Order: Carnivora
(Carnivores)


Family: Canidae
Family: Felidae
Family: Ursidae
Family: Procyonidae
Family: Mustelidae

Canidae - Coyotes, Foxes and Wolves
    Basically, all members of this family resemble dogs, which we are all so familiar with. They typically have a long, narrow muzzle, fairly erect, and somewhat triangular ears, fairly long and slender legs and a bushy tail. Some, such as wolves and coyotes are well known for their social organization. They travel and hung together, actually cooperating with one another on occasion. Foxes are less social. Most canids are active during the day, or morning and evening, and we often have opportunities to observe them. They have only one litter per year, and usually between 2 and 7 young. They male typically helps raise the young. Because they occasionally prey on domestic livestock they have been intensely persecuted by humans. However, some, such as the coyote, have resisted such efforts and continues to thrive alongside of humans. Some, such as the coyotes and wolves have been known to breed with domestic dogs. All are predators, and they usually achieve success by chasing their prey until they capture and kill them. Foxes rely on a stealthy stalk and a pounce on their prey to capture them.

Ursidae - Bears
    Bears are the largest terrestrial carnivores, ranging in size from 300 to 1700 pounds. Only two species, the black and the grizzly bear occur in Idaho and throughout the Rocky Mountains. While bears are classified as carnivores, they are primarily omnivorousClick word for definition, eating a mix of plant and animal matter. Their predatory habits are somewhat seasonal, depending on the availability of food. For example, black and grizzly bears will prey on elk calves for about 4 weeks after the calves are born. After 4 weeks, elk calves can outrun the bear. They utilize carrion in the spring after emerging from hibernationClick word for definition and plants at various times of the year. Bears are in a state of sleep throughout the winter, but their physiological state is not as "low" as hibernating rodents and others.
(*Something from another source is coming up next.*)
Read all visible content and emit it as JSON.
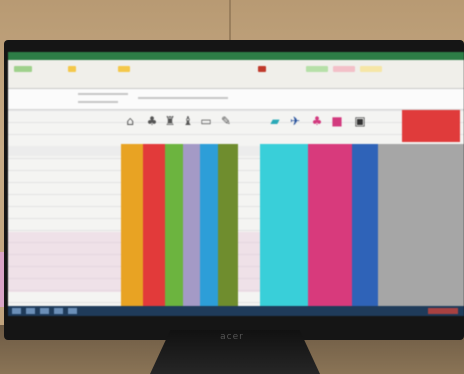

Their body temperatures are elevated above the environmental temperature, and their breathing and heart rates are higher. Their reproductive potential is low with female bears producing a litter every other year at most. The young stay with the mother for up to two years. The males are only with the females during mating. Bears have been eliminated over much of their historic habitat because of conflicts with humans.

Procyonidae - Raccoons
    The Procyonidae family is only represented in Idaho by the raccoon. However, two other species exist far to the south, the ringtail and the coati. Also included in this family are the lesser pandas of Asia and other species in Central and South America. Those species in North America are characterized by long tails with dark and light banding (rings), and their teeth are adapted to an omnivorous diet. They are generally, good climbers and some nest in hollow tree trunks or large branches.

Mustelidae - Weasels, Skunks and Others
    The family Mustelidae includes weasels, the American marten, mink, otters, skunks and the badger as well as others. Surprisingly, the "weasel" family is named after the smallest member of the family, the weasel. It's appropriate, because weasels are small, very quick and active and ferocious predators, for their size. Most members of the family have a long, slender body, and short legs. This shape does not help them conserve body heat, or energy. They therefore, have a large appetite and a high rate of activity. In spite of this characterization, there is considerable diversity of appearance, from the weasels to the oval-shaped and squat badger, to the fluffy, soft but smelly skunks to the sleek and rather large river otters. Their reproductive system includes in most species, delayed implantation of the fertilized egg in the uterus. This adaptation allows mating and birth to occur when food is more plentiful. They have paired, anal scent glands which, give them a "musky" smell. We humans find this smell offensive, but it is important in communication for mustelids. In its extreme skunks use it for defense. This family, though small in size is a diverse and noteworthy group of carnivores.

Felidae - Cats
    Members of this family are especially well adapted to effective predation, and represent the truest of carnivores, eating meat almost entirely. Most have long, sleek bodies with powerful legs, and short heads with rounded ears. Their eyes face directly forward and provide excellent binocular visionClick word for definition, which provides good depth perception. They have excellent night vision and move about at will on the darkest of nights. Their dentitionClick word for definition is well adapted to a very pure form of carnivorous diet. Their canines (fangs) are sharp for killing their prey, usually by biting the neck and piercing the spinal cord. Their upper and lower molars form a sharp shearing edge for cutting their meat into chunks which they swallow. They typically have long claws, which they retract when moving about, but extend them when capturing prey for grasping and slashing their prey. They move about their environment alone, with the exception of females with kittens.


Written by Don Streubel, 2001
Page design by Ean Harker ©2000.